Review: It’s year 2049—30 years following the events in the original Blade Runner (1982). A new story embarks as a next-gen ‘Replicant’, now working as a ‘Blade Runner’, retires an older ‘Replicant’ model and unravels a decade-long mystery in the process.
Blade Runner 2049 comes as a genre-bending late follow-up, which appears as a slow-burning detective story to reveal answers to both philosophical and ‘physical’ mystery presented in the premise. Denis Villeneuve’s cyberpunk sequel deliberately yet subtly mirrors Ridley Scott’s original in terms of plot and general elements, but confidently delves into a new territory at the same time. All of those are wrapped exquisitely in one of the most stunning 164 minutes in the history of life.
The highlight of Blade Runner 2049 is how Villeneuve (Arrival) teams up with his frequent cinematographer, Roger Deakins (Sicario, Prisoners) in making an exquisite dystopian world upon slick script penned by the first Blade Runner writer, Hampton Fancher, and the biggest deal of 2017, Michael Green (Logan, American Gods, Alien: Covenant). Not only that the dystopian vistas look as if they’ve shot for one-perfect shot materials, the details of Blade Runner world engages with the story congruently. Although Hans Zimmer and Benjamin Wallfisch’s scoring could not entirely channel Vangelis’ cyber-synthcore, world-building in 2049 goes hand in hand with the original film’s universe.
Villeneuve presents 2049 with super slow pace, which might feel like contemplating or meditating pace. The Quebecois director heightens his attentions to details of the world along with expressions, which often poses more revelations compared to some expositions. Fans of Villeneuve’s filmography and fans of Blade Runner should have anticipated this from the moment the director stepped in this project.

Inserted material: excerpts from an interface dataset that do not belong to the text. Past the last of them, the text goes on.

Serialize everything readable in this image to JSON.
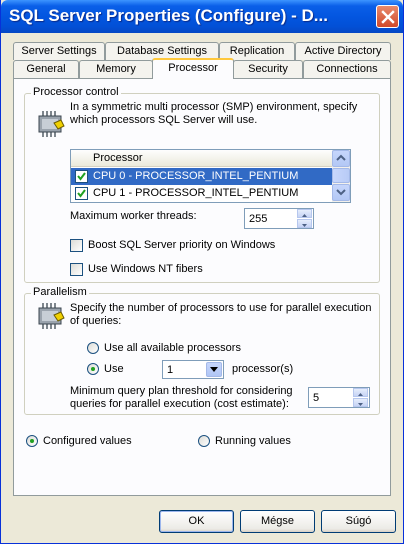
{
  "window": {
    "title": "SQL Server Properties (Configure)  - D..."
  },
  "tabs": {
    "row_back": [
      "Server Settings",
      "Database Settings",
      "Replication",
      "Active Directory"
    ],
    "row_front": [
      "General",
      "Memory",
      "Processor",
      "Security",
      "Connections"
    ],
    "active": "Processor"
  },
  "processor_control": {
    "group_label": "Processor control",
    "description": "In a symmetric multi processor (SMP) environment, specify which processors SQL Server will use.",
    "list": {
      "column_header": "Processor",
      "items": [
        {
          "label": "CPU 0 - PROCESSOR_INTEL_PENTIUM",
          "checked": true,
          "selected": true
        },
        {
          "label": "CPU 1 - PROCESSOR_INTEL_PENTIUM",
          "checked": true,
          "selected": false
        }
      ]
    },
    "max_worker_threads_label": "Maximum worker threads:",
    "max_worker_threads_value": "255",
    "boost_priority_label": "Boost SQL Server priority on Windows",
    "boost_priority_checked": false,
    "nt_fibers_label": "Use Windows NT fibers",
    "nt_fibers_checked": false
  },
  "parallelism": {
    "group_label": "Parallelism",
    "description": "Specify the number of processors to use for parallel execution of queries:",
    "use_all_label": "Use all available processors",
    "use_label": "Use",
    "use_value": "1",
    "use_suffix": "processor(s)",
    "selected_option": "use",
    "threshold_label": "Minimum query plan threshold for considering queries for parallel execution (cost estimate):",
    "threshold_value": "5"
  },
  "view_mode": {
    "configured_label": "Configured values",
    "running_label": "Running values",
    "selected": "configured"
  },
  "buttons": {
    "ok": "OK",
    "cancel": "Mégse",
    "help": "Súgó"
  },
  "colors": {
    "titlebar": "#0356e0",
    "selection": "#316ac5",
    "tab_highlight": "#ffc83c",
    "dialog_bg": "#ece9d8"
  }
}
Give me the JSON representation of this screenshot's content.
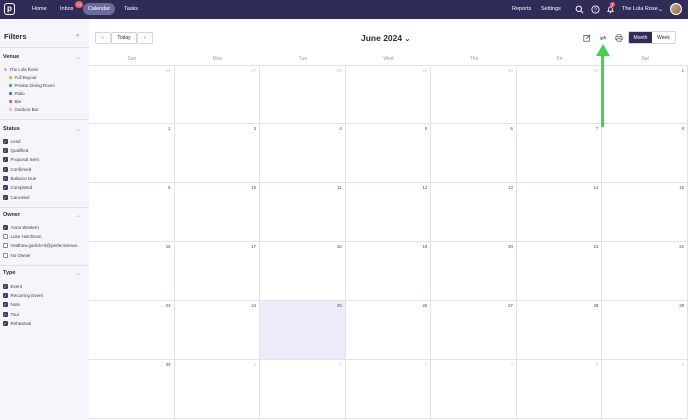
{
  "nav": {
    "logo": "p",
    "items": [
      "Home",
      "Inbox",
      "Calendar",
      "Tasks"
    ],
    "inbox_badge": "74",
    "right": {
      "reports": "Reports",
      "settings": "Settings",
      "notif_badge": "1",
      "user": "The Lola Rose"
    }
  },
  "sidebar": {
    "title": "Filters",
    "venue": {
      "label": "Venue",
      "items": [
        {
          "label": "The Lola Rose",
          "color": "#c9b1d9"
        },
        {
          "label": "Full Buyout",
          "color": "#f2a03b"
        },
        {
          "label": "Private Dining Room",
          "color": "#2fae84"
        },
        {
          "label": "Patio",
          "color": "#2e6be6"
        },
        {
          "label": "Bar",
          "color": "#e8536e"
        },
        {
          "label": "Outdoor Bar",
          "color": "#f4b8c8"
        }
      ]
    },
    "status": {
      "label": "Status",
      "items": [
        {
          "label": "Lead",
          "checked": true
        },
        {
          "label": "Qualified",
          "checked": true
        },
        {
          "label": "Proposal Sent",
          "checked": true
        },
        {
          "label": "Confirmed",
          "checked": true
        },
        {
          "label": "Balance Due",
          "checked": true
        },
        {
          "label": "Completed",
          "checked": true
        },
        {
          "label": "Canceled",
          "checked": true
        }
      ]
    },
    "owner": {
      "label": "Owner",
      "items": [
        {
          "label": "Anna Western",
          "checked": true
        },
        {
          "label": "Luke Hutchison",
          "checked": false
        },
        {
          "label": "matthew.garlick+tl@perfectvenue...",
          "checked": false
        },
        {
          "label": "No Owner",
          "checked": false
        }
      ]
    },
    "type": {
      "label": "Type",
      "items": [
        {
          "label": "Event",
          "checked": true
        },
        {
          "label": "Recurring Event",
          "checked": true
        },
        {
          "label": "Note",
          "checked": true
        },
        {
          "label": "Tour",
          "checked": true
        },
        {
          "label": "Rehearsal",
          "checked": true
        }
      ]
    }
  },
  "toolbar": {
    "today": "Today",
    "month_title": "June 2024",
    "views": [
      "Month",
      "Week"
    ],
    "active_view": "Month"
  },
  "calendar": {
    "weekdays": [
      "Sun",
      "Mon",
      "Tue",
      "Wed",
      "Thu",
      "Fri",
      "Sat"
    ],
    "weeks": [
      [
        "26",
        "27",
        "28",
        "29",
        "30",
        "31",
        "1"
      ],
      [
        "2",
        "3",
        "4",
        "5",
        "6",
        "7",
        "8"
      ],
      [
        "9",
        "10",
        "11",
        "12",
        "13",
        "14",
        "15"
      ],
      [
        "16",
        "17",
        "18",
        "19",
        "20",
        "21",
        "22"
      ],
      [
        "23",
        "24",
        "25",
        "26",
        "27",
        "28",
        "29"
      ],
      [
        "30",
        "1",
        "2",
        "3",
        "4",
        "5",
        "6"
      ]
    ],
    "today": "25"
  },
  "colors": {
    "nav_bg": "#2f2c57",
    "accent": "#2f2c57",
    "today_bg": "#ecebf9",
    "annotation_arrow": "#3fd64a"
  }
}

As the leading key in 2049, Ryan Gosling portrays Officer K, the Blade Runner who unravels the secret. Gosling convincingly channels the tranquility he once showed in Driver with some touch of the so-called sad Gosling (from Lars and the Real Girl and La La Land) to create a robotic presence, which appears to be more haunting than any man has shown in this film. K’s investigation in 2049, at some points, mirror Rick Deckard’s similar mission in the first film. Deckard (Harrison Ford) himself returns not merely for a reunion’s sake; he comes back for the greater purpose, which leads his crossing path with K and, somehow, nudges the dormant fan theories regarding his Schrodinger’s status left untangled. In this sequel, Ford returns in a ‘non-Harrison Ford typical reunion’ (see Indiana Jones and the Kingdom of Crystal Skulls or Star Wars: The Force Awakens).
Other casts appear in 2049 only come to boldly state this sequel, even a stand-alone one, stands firmly under shades of Blade Runner. Jared Leto’s Niander Wallace appears as a more god-obsessed incarnation of Tyrell, while Sylvia Hoeks’s Luv, the henchmen, somehow resembles Rutger Hauer’s Roy Batty in the 1982 film despite the different outcome. Even, you can find the Rachael figure in Ana de Armas’ Joi, a digital love interest.
While 2049 might bear many elements and reconstructs them into a different construct, this sequel is highly digestible. Villeneuve has gently and subtly guided audiences, even those who never heard of Blade Runner, with the immaculate script, into the world of Blade Runner. One should only deal with the duration and the pace to actually enjoy this sequel as one of the most satisfying sequel ever made.
In the end, Blade Runner 2049 makes a magnificent sequel to a philosophical cyberpunk classic about the real meaning of being human. It completely settles in as a proper Blade Runner sequel and among Villeneuve’s elegant filmography.